[Supplied entries — start]

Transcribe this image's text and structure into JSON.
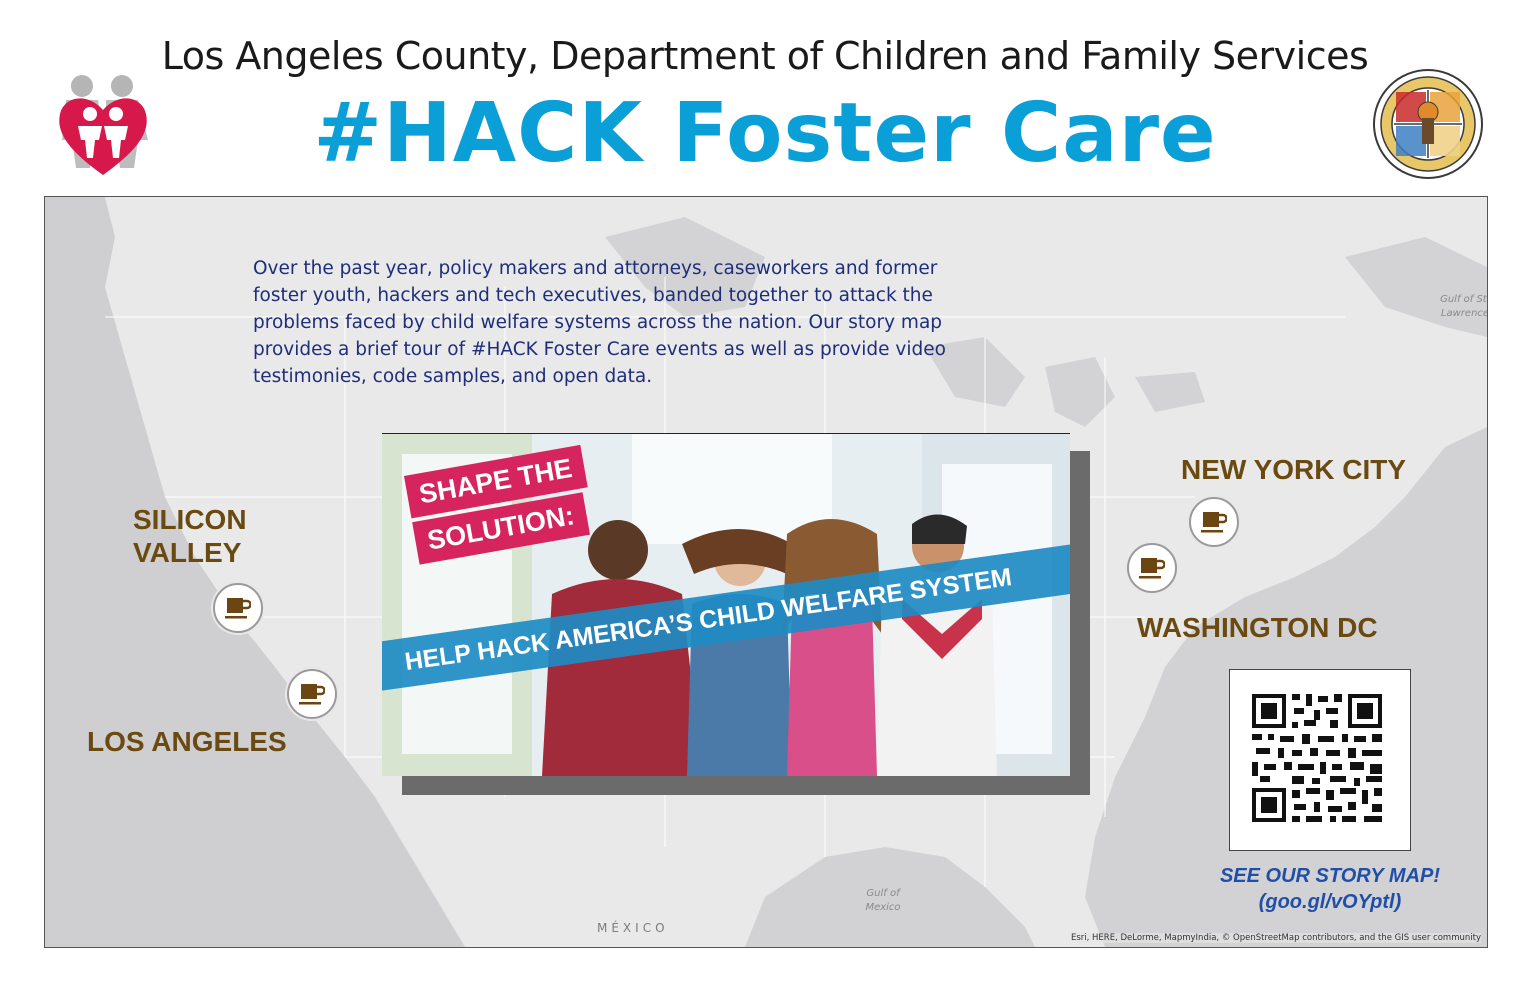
{
  "header": {
    "organization": "Los Angeles County, Department of Children and Family Services",
    "title": "#HACK Foster Care"
  },
  "logos": {
    "left": "dcfs-family-heart-logo",
    "right": "county-of-los-angeles-seal",
    "seal_text": "COUNTY OF LOS ANGELES · CALIFORNIA"
  },
  "map": {
    "intro": "Over the past year, policy makers and attorneys, caseworkers and former foster youth, hackers and tech executives, banded together to attack the problems faced by child welfare systems across the nation. Our story map provides a brief tour of #HACK Foster Care events as well as provide video testimonies, code samples, and open data.",
    "labels": {
      "mexico": "MÉXICO",
      "gulf_mexico": "Gulf of Mexico",
      "gulf_stlawrence": "Gulf of St. Lawrence"
    },
    "attribution": "Esri, HERE, DeLorme, MapmyIndia, © OpenStreetMap contributors, and the GIS user community",
    "cities": [
      {
        "name": "SILICON VALLEY",
        "line1": "SILICON",
        "line2": "VALLEY",
        "icon": "coffee-cup-icon"
      },
      {
        "name": "LOS ANGELES",
        "icon": "coffee-cup-icon"
      },
      {
        "name": "NEW YORK CITY",
        "icon": "coffee-cup-icon"
      },
      {
        "name": "WASHINGTON DC",
        "icon": "coffee-cup-icon"
      }
    ]
  },
  "promo": {
    "banner_line1": "SHAPE THE",
    "banner_line2": "SOLUTION:",
    "ribbon": "HELP HACK AMERICA’S CHILD WELFARE SYSTEM"
  },
  "story": {
    "cta": "SEE OUR STORY MAP!",
    "link": "(goo.gl/vOYptl)"
  },
  "colors": {
    "title": "#0b9fd8",
    "city": "#6b4a12",
    "intro": "#1f2e7a",
    "story": "#1f4fa8",
    "banner": "#d6245e",
    "ribbon": "#1e8bc3"
  }
}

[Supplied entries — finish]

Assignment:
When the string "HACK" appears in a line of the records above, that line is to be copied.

Solution for this task:
    "title": "#HACK Foster Care"
    "intro": "Over the past year, policy makers and attorneys, caseworkers and former foster youth, hackers and tech executives, banded together to attack the problems faced by child welfare systems across the nation. Our story map provides a brief tour of #HACK Foster Care events as well as provide video testimonies, code samples, and open data.",
    "ribbon": "HELP HACK AMERICA’S CHILD WELFARE SYSTEM"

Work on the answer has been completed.